FONTANA, Calif. -- Will Power struggled in qualifying Friday for the final race of the IndyCar season, leaving the series leader starting in 21st place when he chases his first championship.
"We've got a long night ahead,'' Power said Friday, visibly frustrated by his poor performance. "It's far from over. I'm going to do everything possible to make it happen. ... You've got three hours to work your way to the front. That's got to be the mindset.''
While Power had the second-worst performance in qualifying, Team Penske teammate Helio Castroneves won the pole. Castroneves turned a lap with an average speed of 218.540 mph to win the 41st pole of his career, passing Rick Mears for fourth place in series history.
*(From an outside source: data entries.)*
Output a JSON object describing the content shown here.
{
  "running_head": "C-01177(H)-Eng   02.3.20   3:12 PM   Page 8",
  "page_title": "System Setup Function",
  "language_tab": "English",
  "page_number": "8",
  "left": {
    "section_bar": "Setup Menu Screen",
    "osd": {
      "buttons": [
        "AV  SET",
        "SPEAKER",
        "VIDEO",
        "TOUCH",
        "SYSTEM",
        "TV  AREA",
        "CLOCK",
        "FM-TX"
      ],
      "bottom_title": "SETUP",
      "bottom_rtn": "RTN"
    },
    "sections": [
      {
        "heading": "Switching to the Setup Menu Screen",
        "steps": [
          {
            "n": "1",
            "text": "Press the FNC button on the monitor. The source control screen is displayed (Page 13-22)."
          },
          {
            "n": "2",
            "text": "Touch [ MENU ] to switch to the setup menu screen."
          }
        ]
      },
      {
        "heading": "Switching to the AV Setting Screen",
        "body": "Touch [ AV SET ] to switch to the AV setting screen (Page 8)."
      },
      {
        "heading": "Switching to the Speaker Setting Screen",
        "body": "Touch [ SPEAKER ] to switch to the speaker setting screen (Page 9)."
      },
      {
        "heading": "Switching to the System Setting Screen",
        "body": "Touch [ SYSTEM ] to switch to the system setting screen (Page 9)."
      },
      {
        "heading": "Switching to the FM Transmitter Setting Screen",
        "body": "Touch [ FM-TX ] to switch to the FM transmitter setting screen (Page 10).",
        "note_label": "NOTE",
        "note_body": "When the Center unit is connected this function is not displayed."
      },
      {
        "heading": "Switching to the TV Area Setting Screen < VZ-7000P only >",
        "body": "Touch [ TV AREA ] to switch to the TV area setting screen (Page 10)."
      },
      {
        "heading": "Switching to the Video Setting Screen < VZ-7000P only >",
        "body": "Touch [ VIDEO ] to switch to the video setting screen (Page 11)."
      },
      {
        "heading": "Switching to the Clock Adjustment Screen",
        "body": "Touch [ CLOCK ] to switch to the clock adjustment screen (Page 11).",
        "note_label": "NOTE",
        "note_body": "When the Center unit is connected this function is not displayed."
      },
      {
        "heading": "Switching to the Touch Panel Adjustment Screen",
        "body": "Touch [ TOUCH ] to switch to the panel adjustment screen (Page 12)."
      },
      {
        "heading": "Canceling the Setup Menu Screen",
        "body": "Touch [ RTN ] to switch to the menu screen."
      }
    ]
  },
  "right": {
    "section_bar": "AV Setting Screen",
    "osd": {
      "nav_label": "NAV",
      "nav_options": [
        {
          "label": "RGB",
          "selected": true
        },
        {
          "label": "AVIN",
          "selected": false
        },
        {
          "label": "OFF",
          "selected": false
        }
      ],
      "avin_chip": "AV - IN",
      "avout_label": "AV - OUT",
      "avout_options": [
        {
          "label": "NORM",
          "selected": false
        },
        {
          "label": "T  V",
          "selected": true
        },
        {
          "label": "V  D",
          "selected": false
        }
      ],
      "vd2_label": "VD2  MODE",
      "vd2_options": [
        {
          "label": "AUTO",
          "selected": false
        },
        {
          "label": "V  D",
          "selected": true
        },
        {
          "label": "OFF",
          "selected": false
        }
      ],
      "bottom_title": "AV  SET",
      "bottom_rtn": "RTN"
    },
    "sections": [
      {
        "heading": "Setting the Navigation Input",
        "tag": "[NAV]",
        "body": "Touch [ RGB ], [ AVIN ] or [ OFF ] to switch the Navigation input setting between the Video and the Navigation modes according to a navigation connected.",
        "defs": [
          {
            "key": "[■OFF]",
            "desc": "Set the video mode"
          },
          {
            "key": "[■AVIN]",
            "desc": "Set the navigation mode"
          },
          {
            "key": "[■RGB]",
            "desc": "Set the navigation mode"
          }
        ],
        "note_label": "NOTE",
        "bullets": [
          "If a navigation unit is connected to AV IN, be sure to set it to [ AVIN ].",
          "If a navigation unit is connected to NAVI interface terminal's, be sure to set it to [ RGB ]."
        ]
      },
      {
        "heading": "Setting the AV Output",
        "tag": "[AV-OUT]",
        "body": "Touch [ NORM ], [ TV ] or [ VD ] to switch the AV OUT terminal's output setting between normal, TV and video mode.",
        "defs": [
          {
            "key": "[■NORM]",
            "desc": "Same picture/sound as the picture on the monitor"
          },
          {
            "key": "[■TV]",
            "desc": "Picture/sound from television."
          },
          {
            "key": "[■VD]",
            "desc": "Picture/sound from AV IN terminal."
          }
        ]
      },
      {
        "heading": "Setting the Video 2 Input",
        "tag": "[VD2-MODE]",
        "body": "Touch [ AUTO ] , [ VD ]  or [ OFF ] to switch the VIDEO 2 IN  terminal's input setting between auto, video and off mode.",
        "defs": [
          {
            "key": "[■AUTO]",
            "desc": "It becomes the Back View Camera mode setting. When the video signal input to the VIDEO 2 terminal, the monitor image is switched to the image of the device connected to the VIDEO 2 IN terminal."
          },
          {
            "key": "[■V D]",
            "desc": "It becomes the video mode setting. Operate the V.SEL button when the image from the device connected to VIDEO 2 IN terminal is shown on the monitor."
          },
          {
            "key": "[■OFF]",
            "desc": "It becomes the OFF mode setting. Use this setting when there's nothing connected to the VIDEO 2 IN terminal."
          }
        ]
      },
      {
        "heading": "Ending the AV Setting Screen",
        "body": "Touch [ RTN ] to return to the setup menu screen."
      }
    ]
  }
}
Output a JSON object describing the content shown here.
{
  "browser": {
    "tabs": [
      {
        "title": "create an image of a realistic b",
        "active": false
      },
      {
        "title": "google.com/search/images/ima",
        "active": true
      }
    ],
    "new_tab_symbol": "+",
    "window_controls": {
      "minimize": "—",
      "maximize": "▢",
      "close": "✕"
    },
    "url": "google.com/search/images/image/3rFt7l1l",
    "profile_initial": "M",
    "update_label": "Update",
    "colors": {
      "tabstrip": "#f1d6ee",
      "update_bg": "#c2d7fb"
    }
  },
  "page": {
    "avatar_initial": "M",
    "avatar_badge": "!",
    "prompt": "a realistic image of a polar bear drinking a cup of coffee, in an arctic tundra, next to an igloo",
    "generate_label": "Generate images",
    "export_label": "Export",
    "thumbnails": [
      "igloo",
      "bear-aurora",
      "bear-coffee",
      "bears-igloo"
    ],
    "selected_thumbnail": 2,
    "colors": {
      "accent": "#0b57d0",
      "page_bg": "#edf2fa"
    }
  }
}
Even Castroneves, who also has never won an IndyCar series title after numerous near misses, couldn't take pleasure in Power's qualifying misfortune at Fontana.
"When he had that scenario happening, I was like, 'Oh my God,'" Castroneves said. "I was actually concerned, because we couldn't have that kind of scenario. I was having some doubts, but there's nothing you can do.''
Castroneves trails Power by 50 points in second place heading into the season finale. Both drivers are attempting to win their first IndyCar title.
Although starting position isn't exactly vital in a 500-mile oval race, the difference between the Penske drivers is stark. Castroneves was concerned by his teammate's poor performance in qualifying, even though it could benefit him personally.
Power says his qualifying went "as bad as it could possibly go" in 99-degree temperatures on the well-aged track that was built by Roger Penske, his team owner. Power won the Fontana race from the pole last year.
Power minimized the importance of his position, saying he prefers to "start in the very front or the very back'' so he can maximize his chances of avoiding a crash, the biggest danger to his chances of winning the title.
Castroneves smiled when told of Power's thoughts.
"I guess his wish came true,'' the Brazilian said. "I didn't mean it in a bad way. I feel that for me, I've got to go in front. There's no question about it.''
Castroneves handled the high temperatures splendidly but doesn't anticipate much advantage under the lights.
"It's still 500 miles," Castroneves said. "It's still a long way, and we've just got to continue doing what we're doing."
Simon Pagenaud, who trails Power by 81 points in third place, will start 13th. He focused more on choosing his lines and improving his track strategy during qualifying.
"It's a good track for passing," Pagenaud said. "Good racing here. Certainly it's one of my favorites for this reason. It allows you to be creative with your line and understand what your tires are doing. It's easier to do what you want to do to pass them."
Penske and Penske Racing president Tim Cindric plan to gather their drivers before the race to praise their teamwork all season. Each of Penske's three drivers has won at least one race, and Juan Pablo Montoya qualified right behind Castroneves in second. Power and Castroneves then will be free to race for the title, and Penske doesn't think team orders will be necessary. The 77-year-old mogul just hopes either one of his drivers ends his eight-year IndyCar title drought.
"Being in this position for the championship, I probably shouldn't be up here [talking about it],'' Penske said before qualifying. "Because every year, we seem to get to this race or the last race, and we seem to kick the can down the road.''
The Associated Press contributed to this report.